● **PROBLEM DETAILS**: Filtering the records below, copy only those lines that include the word "tokens".

● **SOURCE INFORMATION**:
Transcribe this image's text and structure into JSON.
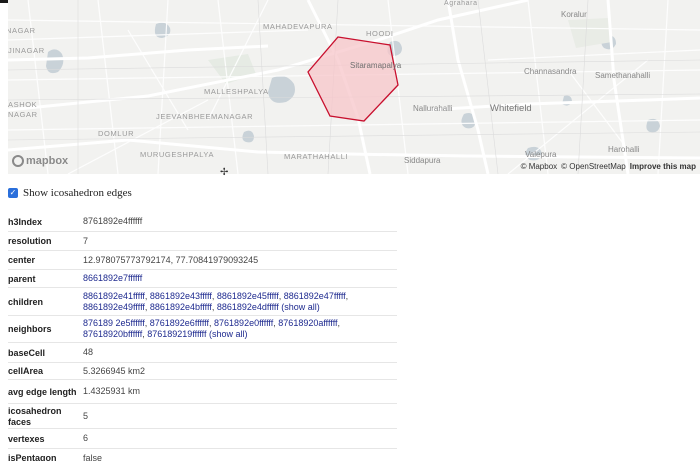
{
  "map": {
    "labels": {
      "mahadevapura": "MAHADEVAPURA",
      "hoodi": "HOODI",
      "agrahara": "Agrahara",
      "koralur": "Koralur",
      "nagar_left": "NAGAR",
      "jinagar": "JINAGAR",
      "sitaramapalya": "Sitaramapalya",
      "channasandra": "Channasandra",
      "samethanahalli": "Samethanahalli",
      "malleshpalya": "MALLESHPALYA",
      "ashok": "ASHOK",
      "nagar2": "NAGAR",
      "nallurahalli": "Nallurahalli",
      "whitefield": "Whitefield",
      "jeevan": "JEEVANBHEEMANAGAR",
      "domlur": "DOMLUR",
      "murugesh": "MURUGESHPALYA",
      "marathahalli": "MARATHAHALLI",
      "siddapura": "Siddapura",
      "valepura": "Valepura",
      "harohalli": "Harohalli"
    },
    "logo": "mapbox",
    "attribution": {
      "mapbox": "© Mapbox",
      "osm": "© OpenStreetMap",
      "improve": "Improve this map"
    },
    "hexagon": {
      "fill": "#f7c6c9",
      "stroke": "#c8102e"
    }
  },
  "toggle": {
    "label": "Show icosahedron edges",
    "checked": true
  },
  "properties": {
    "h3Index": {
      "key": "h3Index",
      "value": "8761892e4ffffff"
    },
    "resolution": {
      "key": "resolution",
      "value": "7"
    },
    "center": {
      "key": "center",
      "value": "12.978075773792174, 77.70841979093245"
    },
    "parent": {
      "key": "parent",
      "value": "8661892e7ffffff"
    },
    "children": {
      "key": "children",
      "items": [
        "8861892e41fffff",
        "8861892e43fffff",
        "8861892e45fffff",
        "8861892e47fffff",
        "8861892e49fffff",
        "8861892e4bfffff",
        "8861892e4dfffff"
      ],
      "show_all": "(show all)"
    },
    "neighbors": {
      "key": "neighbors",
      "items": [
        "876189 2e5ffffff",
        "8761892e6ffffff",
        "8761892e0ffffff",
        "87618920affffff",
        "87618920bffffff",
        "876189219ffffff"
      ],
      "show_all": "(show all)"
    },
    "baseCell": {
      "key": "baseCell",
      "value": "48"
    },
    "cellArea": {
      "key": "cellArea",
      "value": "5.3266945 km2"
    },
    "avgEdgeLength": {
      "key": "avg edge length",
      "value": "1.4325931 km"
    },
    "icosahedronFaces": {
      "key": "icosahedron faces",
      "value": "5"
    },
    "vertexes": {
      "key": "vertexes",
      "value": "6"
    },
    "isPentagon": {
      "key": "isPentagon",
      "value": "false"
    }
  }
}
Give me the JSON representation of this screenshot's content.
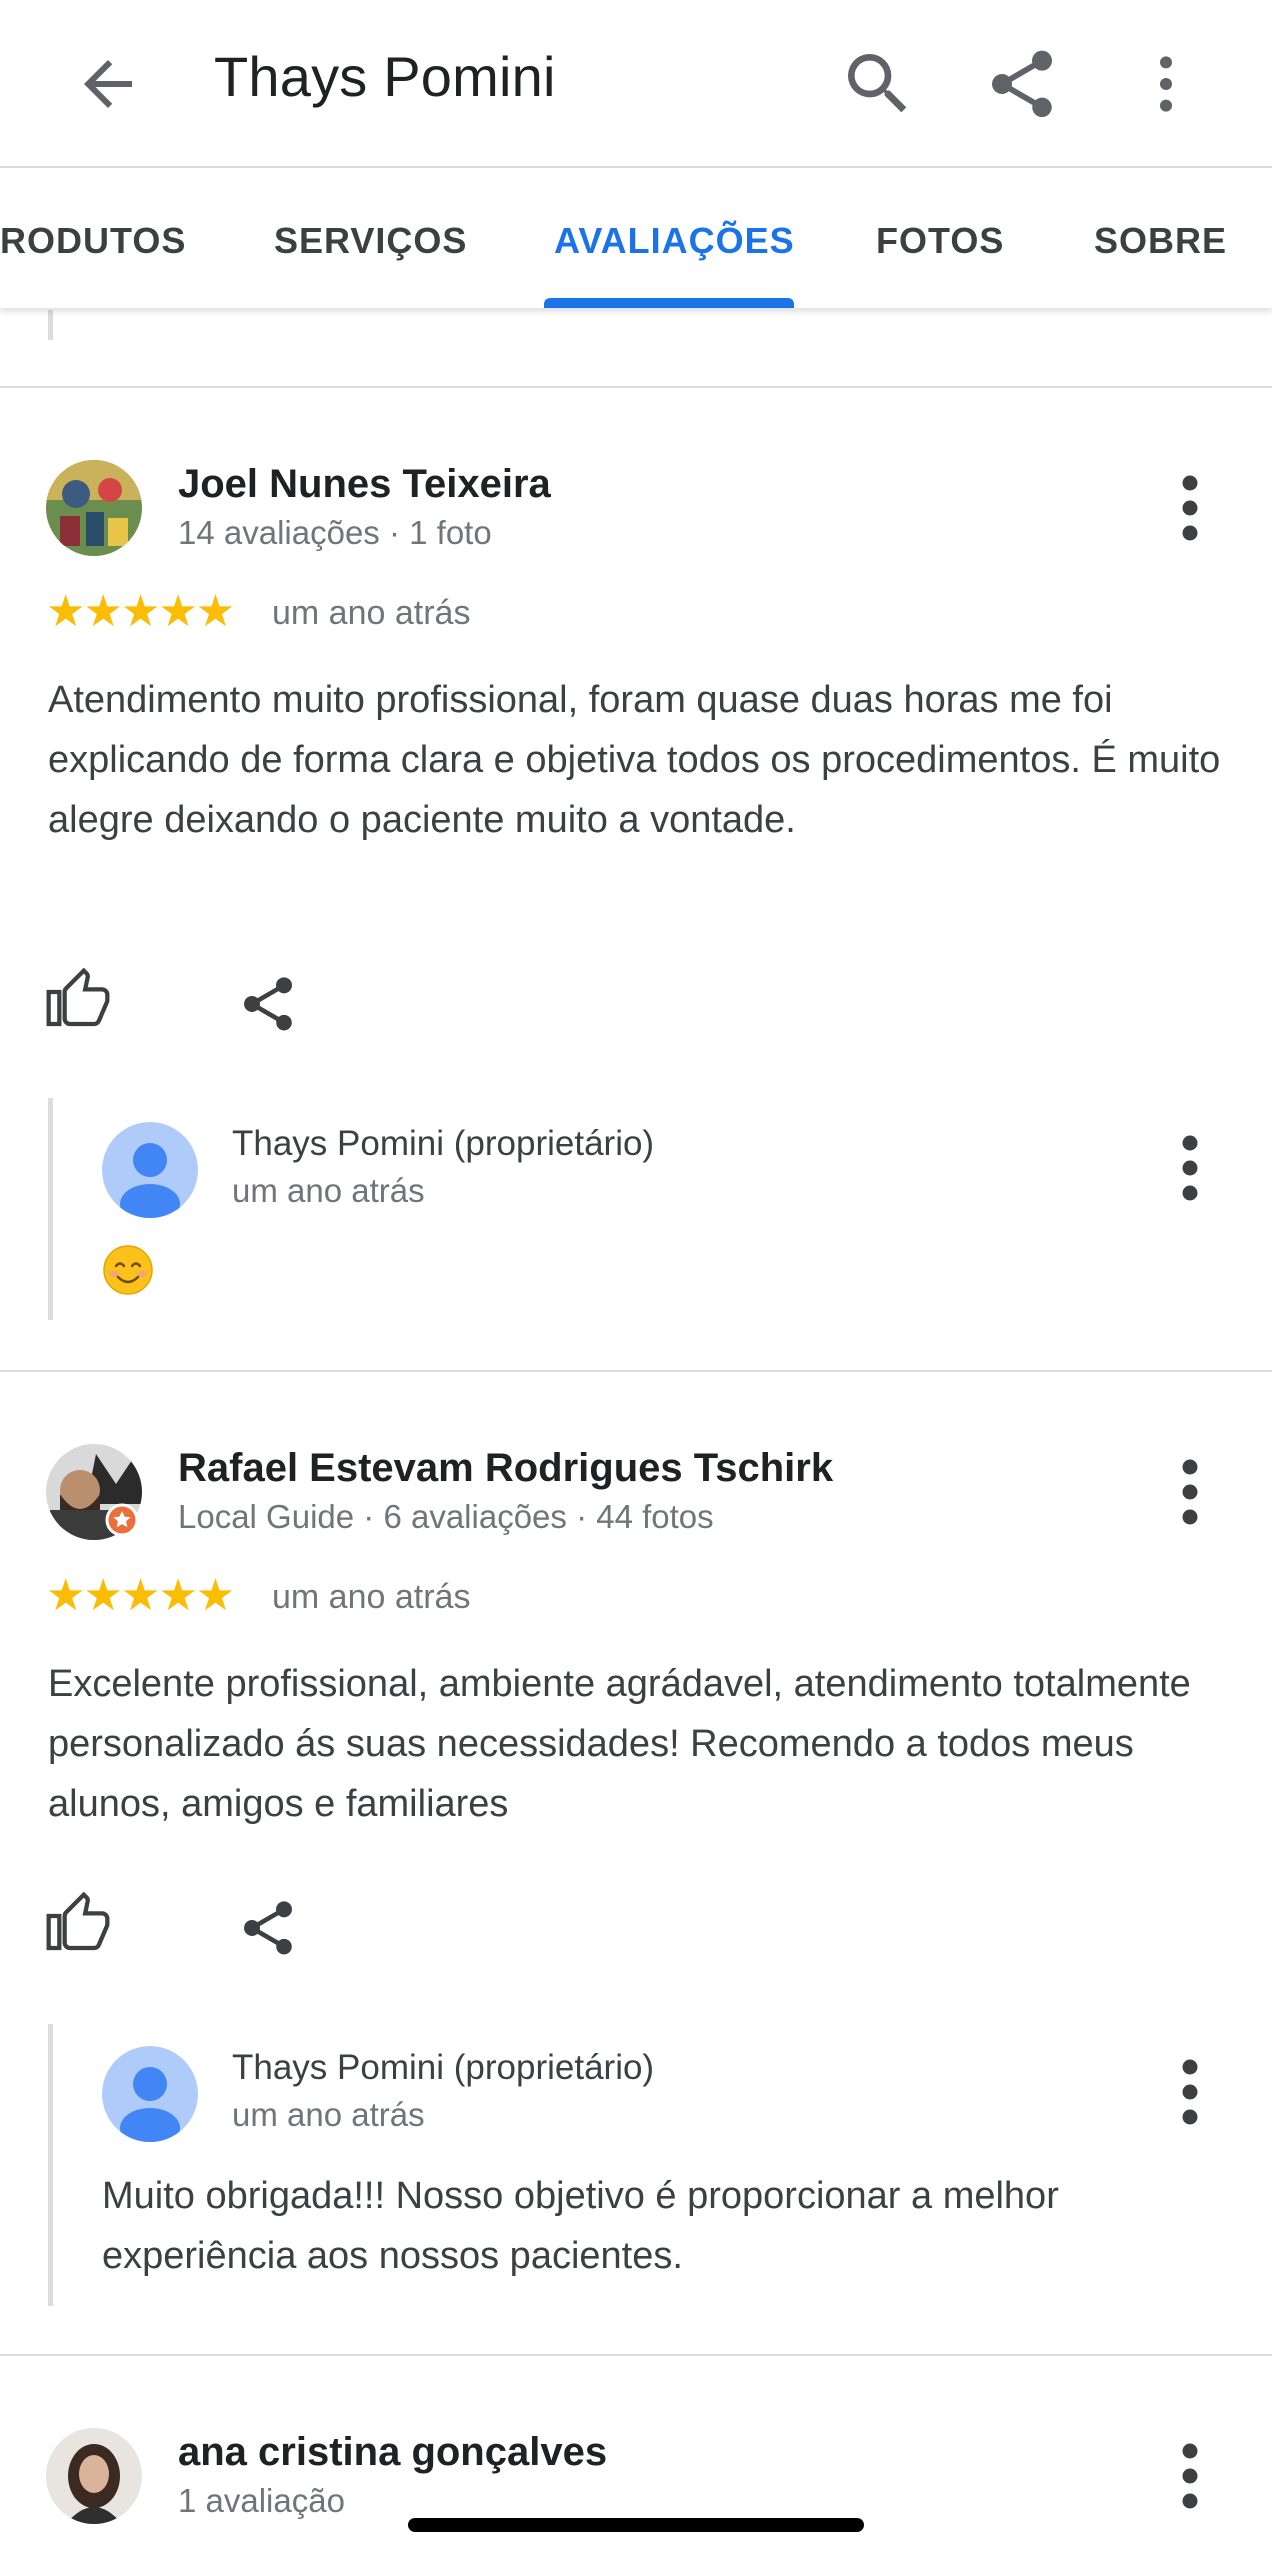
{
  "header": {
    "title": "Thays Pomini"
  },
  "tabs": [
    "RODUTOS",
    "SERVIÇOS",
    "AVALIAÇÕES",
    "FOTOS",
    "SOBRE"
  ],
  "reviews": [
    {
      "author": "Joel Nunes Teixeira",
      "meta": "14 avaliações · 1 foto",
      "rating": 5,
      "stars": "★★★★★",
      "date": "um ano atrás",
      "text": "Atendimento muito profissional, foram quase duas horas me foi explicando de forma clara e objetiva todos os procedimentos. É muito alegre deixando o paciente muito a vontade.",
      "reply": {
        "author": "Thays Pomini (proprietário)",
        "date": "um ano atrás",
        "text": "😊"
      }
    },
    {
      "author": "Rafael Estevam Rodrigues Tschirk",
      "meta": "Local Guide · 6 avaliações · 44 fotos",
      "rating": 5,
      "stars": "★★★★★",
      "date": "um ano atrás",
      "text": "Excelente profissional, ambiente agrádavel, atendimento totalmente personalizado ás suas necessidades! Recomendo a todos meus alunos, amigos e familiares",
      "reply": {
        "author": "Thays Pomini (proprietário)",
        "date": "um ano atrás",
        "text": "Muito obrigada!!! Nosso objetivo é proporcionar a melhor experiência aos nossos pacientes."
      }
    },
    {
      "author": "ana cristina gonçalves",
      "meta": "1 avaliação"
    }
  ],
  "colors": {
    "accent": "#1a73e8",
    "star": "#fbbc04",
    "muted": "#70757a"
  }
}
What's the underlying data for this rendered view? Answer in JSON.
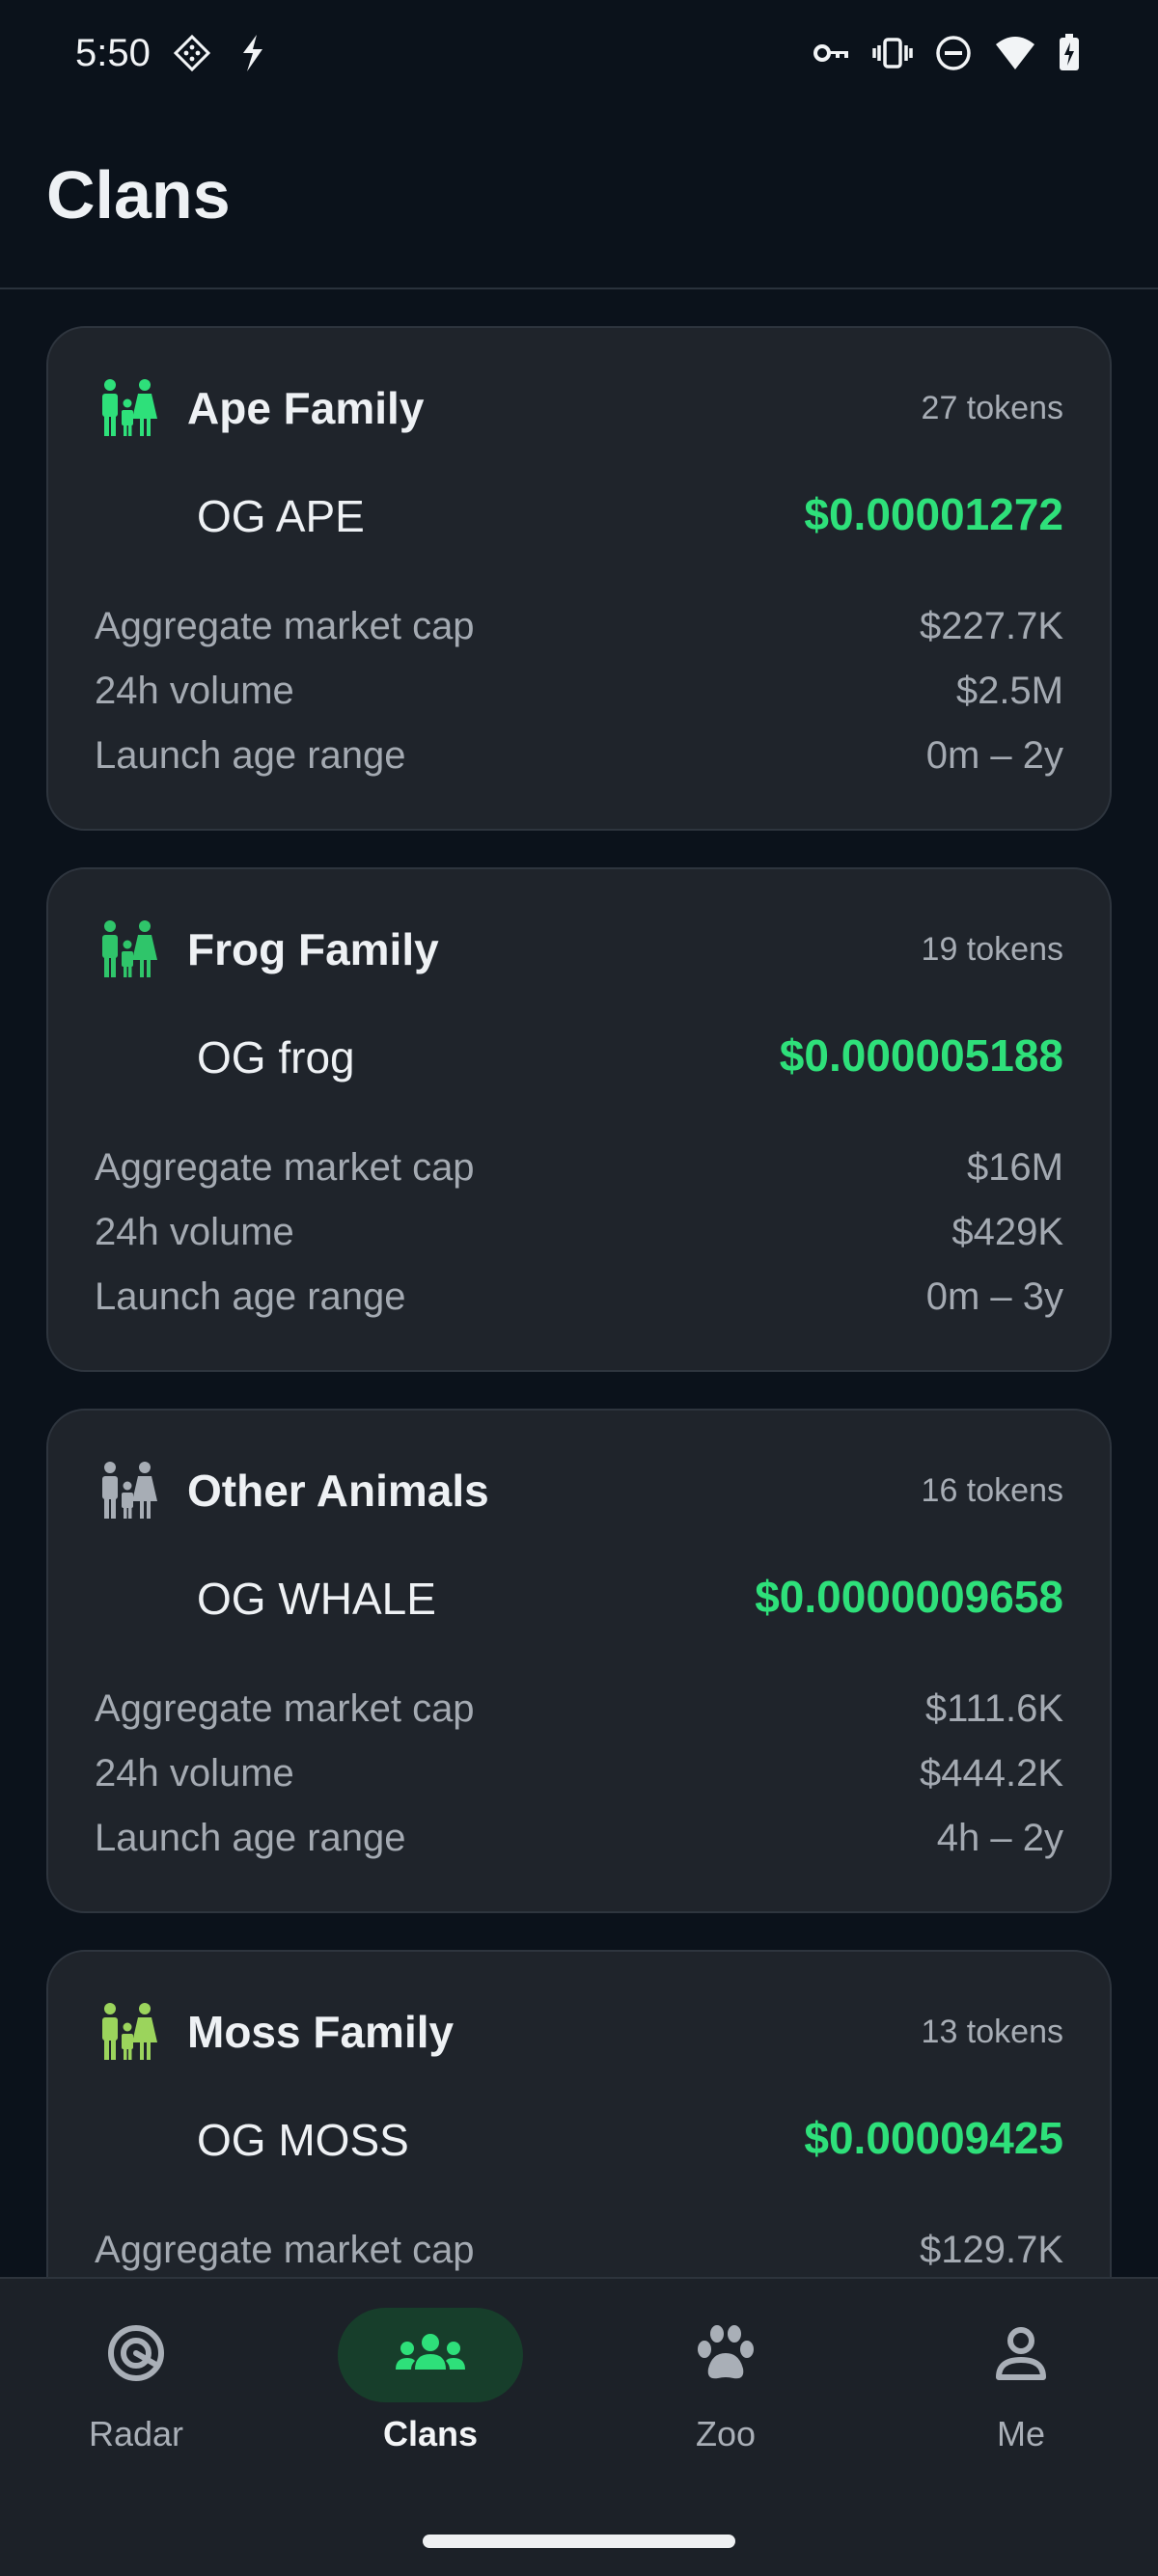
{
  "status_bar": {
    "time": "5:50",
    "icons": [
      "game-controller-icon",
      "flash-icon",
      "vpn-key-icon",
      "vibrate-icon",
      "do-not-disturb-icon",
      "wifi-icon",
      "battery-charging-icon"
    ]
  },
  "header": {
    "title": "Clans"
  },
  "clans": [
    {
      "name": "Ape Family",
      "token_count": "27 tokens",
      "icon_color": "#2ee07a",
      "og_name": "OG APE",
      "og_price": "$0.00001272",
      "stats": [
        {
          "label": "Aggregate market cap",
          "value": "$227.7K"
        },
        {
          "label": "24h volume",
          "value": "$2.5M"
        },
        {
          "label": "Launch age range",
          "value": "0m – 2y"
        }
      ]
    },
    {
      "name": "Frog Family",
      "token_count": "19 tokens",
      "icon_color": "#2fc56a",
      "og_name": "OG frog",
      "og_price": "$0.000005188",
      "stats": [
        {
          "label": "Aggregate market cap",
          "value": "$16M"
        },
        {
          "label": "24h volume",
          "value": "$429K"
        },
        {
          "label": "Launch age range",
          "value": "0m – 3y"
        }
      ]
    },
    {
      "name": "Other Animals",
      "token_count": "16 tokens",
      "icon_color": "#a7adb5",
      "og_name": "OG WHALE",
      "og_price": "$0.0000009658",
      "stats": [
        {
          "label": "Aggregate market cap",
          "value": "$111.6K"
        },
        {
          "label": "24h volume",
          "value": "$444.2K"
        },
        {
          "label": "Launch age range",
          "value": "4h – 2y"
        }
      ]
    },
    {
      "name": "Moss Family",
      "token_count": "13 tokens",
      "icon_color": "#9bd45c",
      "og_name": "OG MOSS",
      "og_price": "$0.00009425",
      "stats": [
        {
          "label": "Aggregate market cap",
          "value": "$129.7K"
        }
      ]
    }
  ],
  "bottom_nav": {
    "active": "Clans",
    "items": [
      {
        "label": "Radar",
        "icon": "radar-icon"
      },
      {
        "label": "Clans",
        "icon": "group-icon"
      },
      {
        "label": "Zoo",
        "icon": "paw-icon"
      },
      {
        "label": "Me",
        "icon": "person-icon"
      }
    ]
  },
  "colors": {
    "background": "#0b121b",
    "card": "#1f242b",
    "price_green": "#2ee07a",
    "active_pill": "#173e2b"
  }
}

● **WRITTEN ANSWER**:
      "token_count": "27 tokens",
      "token_count": "19 tokens",
      "token_count": "16 tokens",
      "token_count": "13 tokens",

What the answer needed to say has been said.